The most important terms are:
- In the Xbus semantics the core of what we transfer between actors of the IT infrastructure are considered as events. Events are arbitrary collections of data structures. An event will be received by the Frontend and propagated to all the consumers that have registered to receive it.
- Event Type
- Each and every event in xbus needs only one thing: an event type. This is only a name, but this means a lot: Xbus does not try by itself to assert anything about the datastructure it transports and forwards. But at the same time it is necessary for the consumers (receivers) to know what kind of data they will receive and how to treat it. The event type is that contract. IE: if I say to the bus that I emit new_clients the consumers may rely on the bus to make sure that the same kind of datastructure will be served to them each time.
Any event sent into the bus must be enclosed into an envelope. This is important because the evelope is a transactional unit that permits to rollback operations at the envelope level if your consumers are transaction aware.
This really depends on your application layout but you can easily imagine a simple network that handles invoices and a final consumer that will write accounting lines into accounting books. If for any reason the envelope failed in the middle you would want that NO single line was written in your books. Putting all the invoice lines in a single envelope you ensure that everything in the same envelope will be part of the same transaction.
- Event Node
- Internally we use the term event node to describe a node in our graph that will handle an event. This is specifically used in the Backend part of the broker and refers to eitheir a worker or a consumer.
An emitter is an independant program in your IT infrastructure that needs to send information about a change, a new item or whatever. In the internal Xbus database each emitter is assigned an emitter row that contains its login / password pair. An emitter is just that, it does not directly declare what it wants to emit.
This is declared by the Xbus administrator using emitter profiles
The emitter however declares what profile it is using.
- Emitter Profile
A profile is used to link one or more emitters to a list of allowed event types
An emitter can only emit the type of events that are linked to its profile. Xbus will refuse any other event type.
An event contain one or more items.
When sending, an event_id and data (JSON or msgpack) are needed.
A worker is an independant program that connects to the xbus Backend and declares itself ready to handle events as they are emitted in the network.

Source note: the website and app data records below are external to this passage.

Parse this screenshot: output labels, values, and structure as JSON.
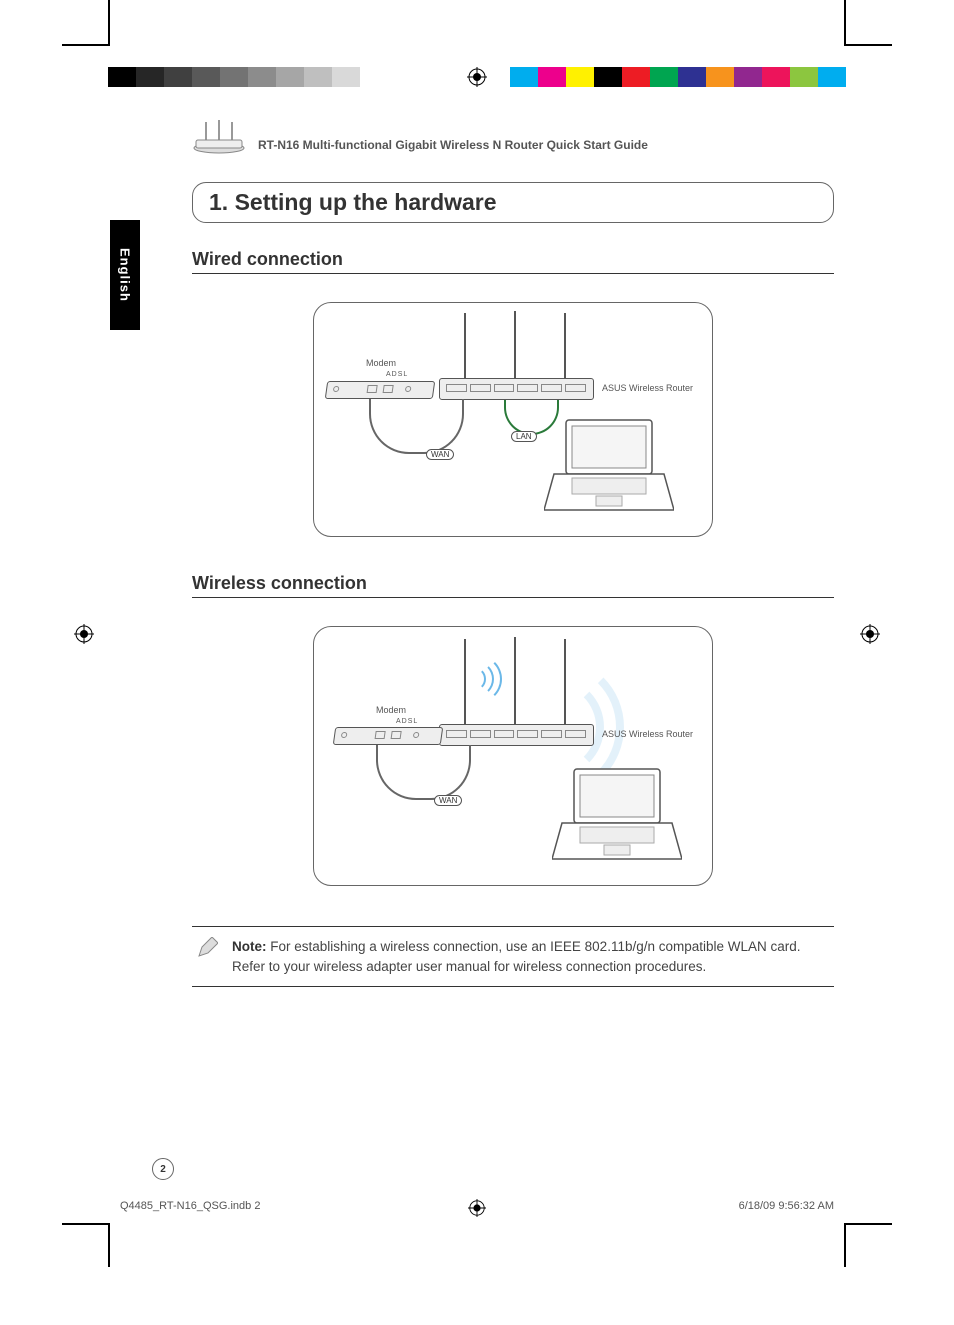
{
  "print": {
    "grayscale": [
      "#000000",
      "#262626",
      "#404040",
      "#595959",
      "#737373",
      "#8c8c8c",
      "#a6a6a6",
      "#bfbfbf",
      "#d9d9d9",
      "#ffffff"
    ],
    "colors": [
      "#00adee",
      "#ed008c",
      "#fff100",
      "#000000",
      "#ed1c24",
      "#00a550",
      "#2e3192",
      "#f7931d",
      "#91278f",
      "#ed145b",
      "#8cc63f",
      "#00adef"
    ]
  },
  "header": {
    "doc_title": "RT-N16 Multi-functional Gigabit Wireless N Router Quick Start Guide"
  },
  "lang_tab": "English",
  "section_title": "1. Setting up the hardware",
  "sub1": "Wired connection",
  "sub2": "Wireless connection",
  "diagram": {
    "modem_label": "Modem",
    "router_label": "ASUS Wireless Router",
    "wan_label": "WAN",
    "lan_label": "LAN",
    "adsl_label": "ADSL"
  },
  "note": {
    "label": "Note:",
    "body": " For establishing a wireless connection, use an IEEE 802.11b/g/n compatible WLAN card. Refer to your wireless adapter user manual for wireless connection procedures."
  },
  "page_number": "2",
  "footer": {
    "file": "Q4485_RT-N16_QSG.indb   2",
    "timestamp": "6/18/09   9:56:32 AM"
  }
}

It is important to understand that a worker is not intended to be used as a final node of a graph but instead as an intermediate node that will process data, transform or enrich it and then return it back to the broker.
The contract between a worker and the xbus backend is that the bus will send all items of an event down to a worker and that the worker must send back a list of items.
On the contrary it will wait for the end of an envelope to give some kind of answer to the Backend.
- Nodes that form the actual execution path for an ongoing event.
In effect, once you have described your work graph using a tree of event nodes, each one attached to a distinct service, you’ll be able to spawn as many real workers (programs that provide a service) that will attach to one service.
The bus will automatically distribute the work between all the roles that provide the same service.
- Immediate reply
The reply will be sent via the return value of the “end_event” call.
The “immediate reply” flag is an attribute of event types.
- Immediate replies are disallowed when more than one consumer is available to the emitter wishing to send events with that flag.
- The consumer MUST announce support for the “Immediate reply” feature (see the documentation about the Xbus recipient API for details).